(Beginning of DATA FOR REVIEW)
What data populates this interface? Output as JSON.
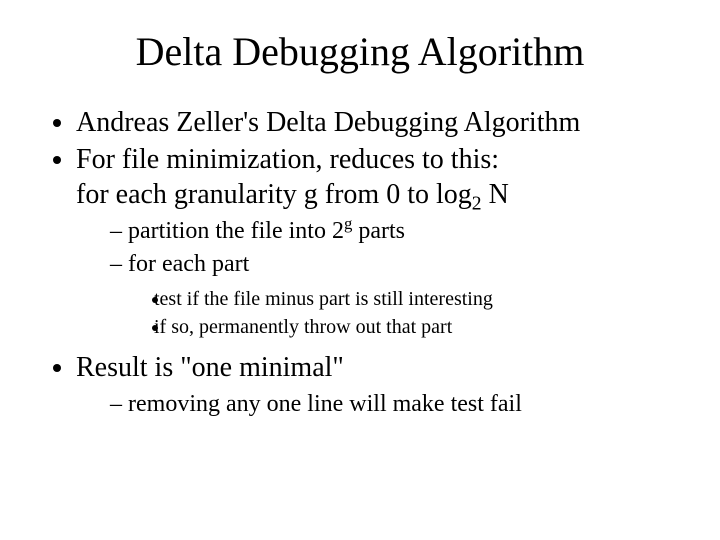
{
  "title": "Delta Debugging Algorithm",
  "b1": "Andreas Zeller's Delta Debugging Algorithm",
  "b2": "For file minimization, reduces to this:",
  "b2_line": "for each granularity g from 0 to log",
  "b2_sub": "2",
  "b2_tail": " N",
  "s1_pre": "partition the file into 2",
  "s1_sup": "g",
  "s1_post": " parts",
  "s2": "for each part",
  "t1": "test if the file minus part is still interesting",
  "t2": "if so, permanently throw out that part",
  "b3": "Result is \"one minimal\"",
  "s3": "removing any one line will make test fail"
}
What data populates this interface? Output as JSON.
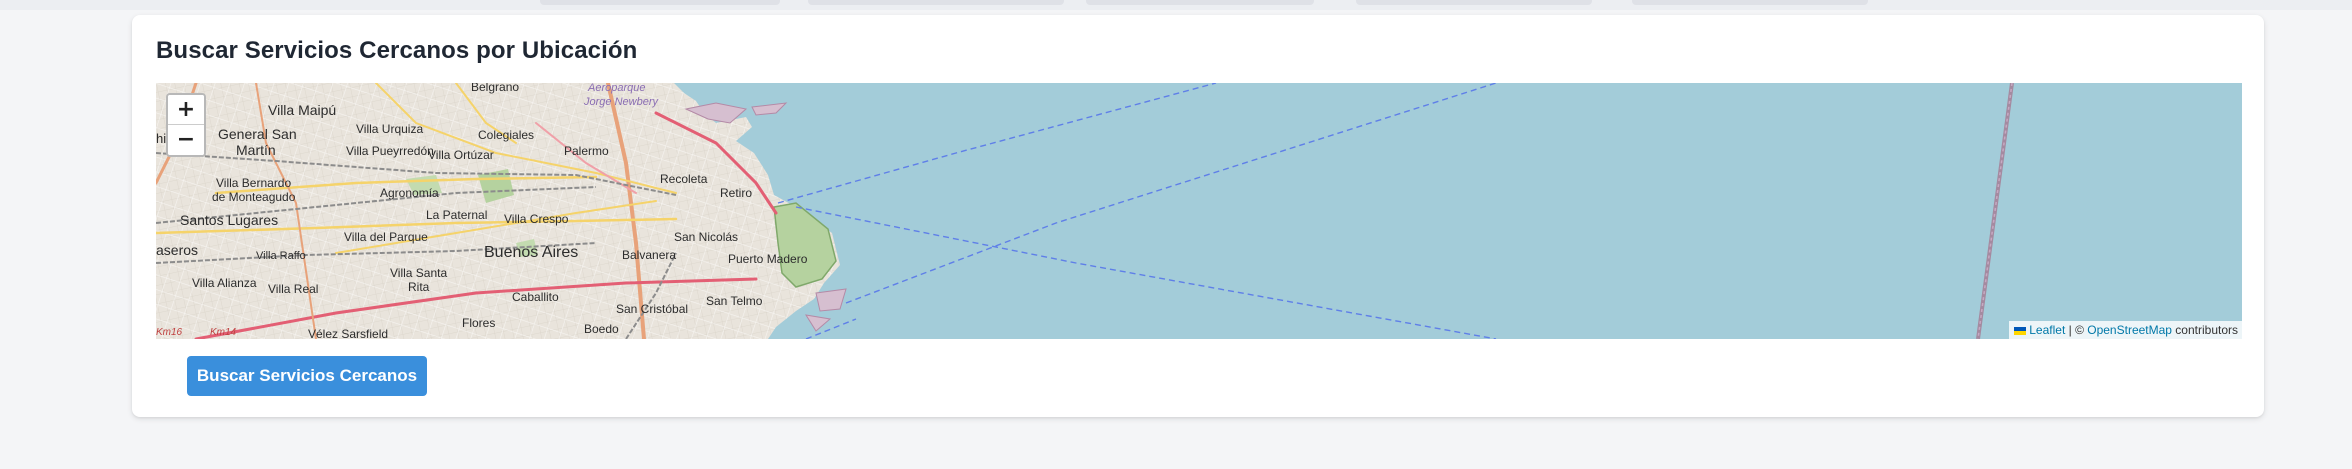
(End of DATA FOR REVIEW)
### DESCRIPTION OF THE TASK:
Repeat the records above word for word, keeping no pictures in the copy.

### OUTPUT:
What data populates this interface? Output as JSON.
{
  "title": "Delta Debugging Algorithm",
  "b1": "Andreas Zeller's Delta Debugging Algorithm",
  "b2": "For file minimization, reduces to this:",
  "b2_line": "for each granularity g from 0 to log",
  "b2_sub": "2",
  "b2_tail": " N",
  "s1_pre": "partition the file into 2",
  "s1_sup": "g",
  "s1_post": " parts",
  "s2": "for each part",
  "t1": "test if the file minus part is still interesting",
  "t2": "if so, permanently throw out that part",
  "b3": "Result is \"one minimal\"",
  "s3": "removing any one line will make test fail"
}
What data populates this interface? Output as JSON.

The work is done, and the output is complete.